Liens against property that cause problems with the title can arise in several different settings. These include:
Mechanic's liens — Many property liens come in the context of construction projects. If a contractor or subcontractor doesn't get paid, a mechanic's lien may be filed against the property. Even if there is some doubt as to the validity of the underlying claim, the lien can cloud the title to the property, making it difficult to sell.
Tax liens — When the owner of real property has tax debt, the IRS or a state revenue agency can file a claim against it. Though tax authorities do not need to obtain a formal judgment in order to levy on the property, taxpayers have certain rights — known as collection due process rights — that must be respected.

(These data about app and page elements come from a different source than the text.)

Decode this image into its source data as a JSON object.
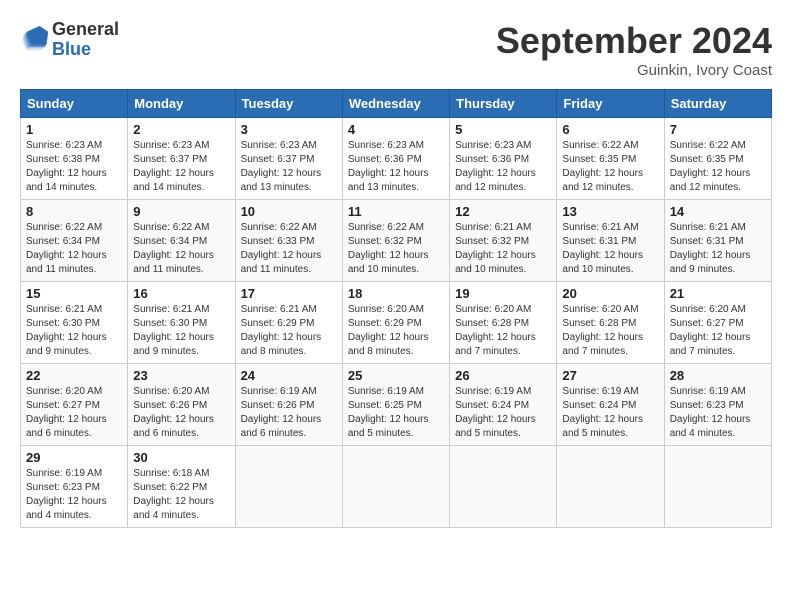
{
  "header": {
    "logo_general": "General",
    "logo_blue": "Blue",
    "month_title": "September 2024",
    "location": "Guinkin, Ivory Coast"
  },
  "days_of_week": [
    "Sunday",
    "Monday",
    "Tuesday",
    "Wednesday",
    "Thursday",
    "Friday",
    "Saturday"
  ],
  "weeks": [
    [
      {
        "num": "1",
        "sunrise": "6:23 AM",
        "sunset": "6:38 PM",
        "daylight": "12 hours and 14 minutes."
      },
      {
        "num": "2",
        "sunrise": "6:23 AM",
        "sunset": "6:37 PM",
        "daylight": "12 hours and 14 minutes."
      },
      {
        "num": "3",
        "sunrise": "6:23 AM",
        "sunset": "6:37 PM",
        "daylight": "12 hours and 13 minutes."
      },
      {
        "num": "4",
        "sunrise": "6:23 AM",
        "sunset": "6:36 PM",
        "daylight": "12 hours and 13 minutes."
      },
      {
        "num": "5",
        "sunrise": "6:23 AM",
        "sunset": "6:36 PM",
        "daylight": "12 hours and 12 minutes."
      },
      {
        "num": "6",
        "sunrise": "6:22 AM",
        "sunset": "6:35 PM",
        "daylight": "12 hours and 12 minutes."
      },
      {
        "num": "7",
        "sunrise": "6:22 AM",
        "sunset": "6:35 PM",
        "daylight": "12 hours and 12 minutes."
      }
    ],
    [
      {
        "num": "8",
        "sunrise": "6:22 AM",
        "sunset": "6:34 PM",
        "daylight": "12 hours and 11 minutes."
      },
      {
        "num": "9",
        "sunrise": "6:22 AM",
        "sunset": "6:34 PM",
        "daylight": "12 hours and 11 minutes."
      },
      {
        "num": "10",
        "sunrise": "6:22 AM",
        "sunset": "6:33 PM",
        "daylight": "12 hours and 11 minutes."
      },
      {
        "num": "11",
        "sunrise": "6:22 AM",
        "sunset": "6:32 PM",
        "daylight": "12 hours and 10 minutes."
      },
      {
        "num": "12",
        "sunrise": "6:21 AM",
        "sunset": "6:32 PM",
        "daylight": "12 hours and 10 minutes."
      },
      {
        "num": "13",
        "sunrise": "6:21 AM",
        "sunset": "6:31 PM",
        "daylight": "12 hours and 10 minutes."
      },
      {
        "num": "14",
        "sunrise": "6:21 AM",
        "sunset": "6:31 PM",
        "daylight": "12 hours and 9 minutes."
      }
    ],
    [
      {
        "num": "15",
        "sunrise": "6:21 AM",
        "sunset": "6:30 PM",
        "daylight": "12 hours and 9 minutes."
      },
      {
        "num": "16",
        "sunrise": "6:21 AM",
        "sunset": "6:30 PM",
        "daylight": "12 hours and 9 minutes."
      },
      {
        "num": "17",
        "sunrise": "6:21 AM",
        "sunset": "6:29 PM",
        "daylight": "12 hours and 8 minutes."
      },
      {
        "num": "18",
        "sunrise": "6:20 AM",
        "sunset": "6:29 PM",
        "daylight": "12 hours and 8 minutes."
      },
      {
        "num": "19",
        "sunrise": "6:20 AM",
        "sunset": "6:28 PM",
        "daylight": "12 hours and 7 minutes."
      },
      {
        "num": "20",
        "sunrise": "6:20 AM",
        "sunset": "6:28 PM",
        "daylight": "12 hours and 7 minutes."
      },
      {
        "num": "21",
        "sunrise": "6:20 AM",
        "sunset": "6:27 PM",
        "daylight": "12 hours and 7 minutes."
      }
    ],
    [
      {
        "num": "22",
        "sunrise": "6:20 AM",
        "sunset": "6:27 PM",
        "daylight": "12 hours and 6 minutes."
      },
      {
        "num": "23",
        "sunrise": "6:20 AM",
        "sunset": "6:26 PM",
        "daylight": "12 hours and 6 minutes."
      },
      {
        "num": "24",
        "sunrise": "6:19 AM",
        "sunset": "6:26 PM",
        "daylight": "12 hours and 6 minutes."
      },
      {
        "num": "25",
        "sunrise": "6:19 AM",
        "sunset": "6:25 PM",
        "daylight": "12 hours and 5 minutes."
      },
      {
        "num": "26",
        "sunrise": "6:19 AM",
        "sunset": "6:24 PM",
        "daylight": "12 hours and 5 minutes."
      },
      {
        "num": "27",
        "sunrise": "6:19 AM",
        "sunset": "6:24 PM",
        "daylight": "12 hours and 5 minutes."
      },
      {
        "num": "28",
        "sunrise": "6:19 AM",
        "sunset": "6:23 PM",
        "daylight": "12 hours and 4 minutes."
      }
    ],
    [
      {
        "num": "29",
        "sunrise": "6:19 AM",
        "sunset": "6:23 PM",
        "daylight": "12 hours and 4 minutes."
      },
      {
        "num": "30",
        "sunrise": "6:18 AM",
        "sunset": "6:22 PM",
        "daylight": "12 hours and 4 minutes."
      },
      null,
      null,
      null,
      null,
      null
    ]
  ],
  "labels": {
    "sunrise": "Sunrise:",
    "sunset": "Sunset:",
    "daylight": "Daylight:"
  }
}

Deeds of trust — When someone takes out a loan, the lender may receive a deed of trust to secure the loan. If there is a problem with repayment, this can turn into a lien against real property.
Judgments — Even if a pending lawsuit has not resulted in a judgment, it can throw a cloud of uncertainty over a possible sale of property owned by the person facing the suit.

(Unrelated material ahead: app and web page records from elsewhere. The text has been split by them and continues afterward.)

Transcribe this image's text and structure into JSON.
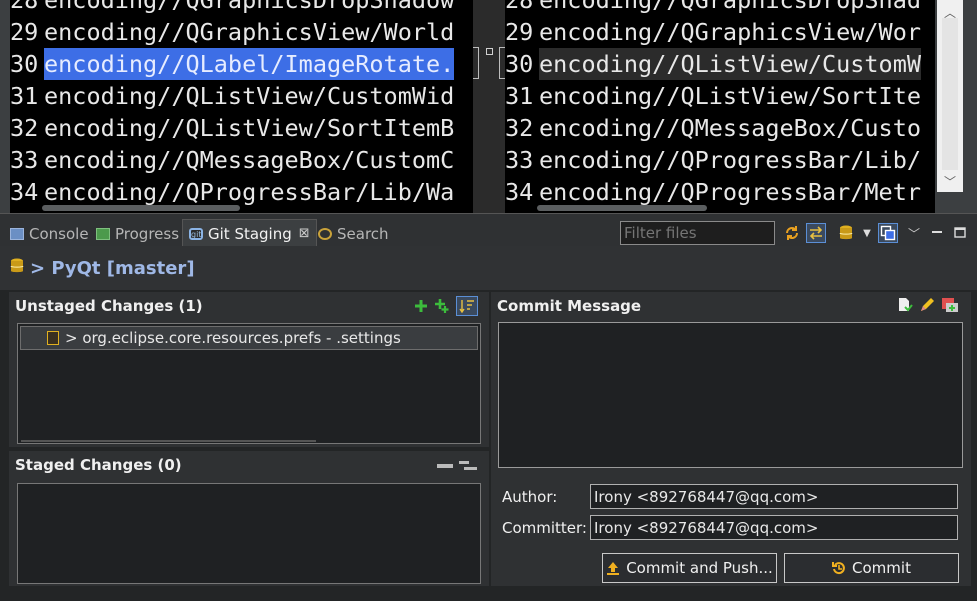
{
  "editor": {
    "left_lines": [
      {
        "num": "28",
        "text": "encoding//QGraphicsDropShadow"
      },
      {
        "num": "29",
        "text": "encoding//QGraphicsView/World"
      },
      {
        "num": "30",
        "text": "encoding//QLabel/ImageRotate.",
        "highlight": true
      },
      {
        "num": "31",
        "text": "encoding//QListView/CustomWid"
      },
      {
        "num": "32",
        "text": "encoding//QListView/SortItemB"
      },
      {
        "num": "33",
        "text": "encoding//QMessageBox/CustomC"
      },
      {
        "num": "34",
        "text": "encoding//QProgressBar/Lib/Wa"
      }
    ],
    "right_lines": [
      {
        "num": "28",
        "text": "encoding//QGraphicsDropShad"
      },
      {
        "num": "29",
        "text": "encoding//QGraphicsView/Wor"
      },
      {
        "num": "30",
        "text": "encoding//QListView/CustomW",
        "highlight": true
      },
      {
        "num": "31",
        "text": "encoding//QListView/SortIte"
      },
      {
        "num": "32",
        "text": "encoding//QMessageBox/Custo"
      },
      {
        "num": "33",
        "text": "encoding//QProgressBar/Lib/"
      },
      {
        "num": "34",
        "text": "encoding//QProgressBar/Metr"
      }
    ]
  },
  "tabs": [
    {
      "label": "Console",
      "icon": "console-icon"
    },
    {
      "label": "Progress",
      "icon": "progress-icon"
    },
    {
      "label": "Git Staging",
      "icon": "git-icon",
      "active": true
    },
    {
      "label": "Search",
      "icon": "search-icon"
    }
  ],
  "toolbar": {
    "filter_placeholder": "Filter files",
    "close_glyph": "⊠"
  },
  "repo": {
    "title": "> PyQt [master]"
  },
  "unstaged": {
    "title": "Unstaged Changes (1)",
    "files": [
      {
        "name": "> org.eclipse.core.resources.prefs - .settings"
      }
    ]
  },
  "staged": {
    "title": "Staged Changes (0)"
  },
  "commit": {
    "title": "Commit Message",
    "author_label": "Author:",
    "author_value": "Irony <892768447@qq.com>",
    "committer_label": "Committer:",
    "committer_value": "Irony <892768447@qq.com>",
    "commit_push_label": "Commit and Push...",
    "commit_label": "Commit"
  },
  "colors": {
    "accent": "#3d6ee6",
    "add": "#3cbc3c",
    "db": "#e0b020"
  }
}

Liens / abstracts of judgment— Many title defects that affect the sale of real estate involve liens such as these. They need to be resolved before the property can sell. If they are not, they become like a decaying tooth, eating away at the marketability of property.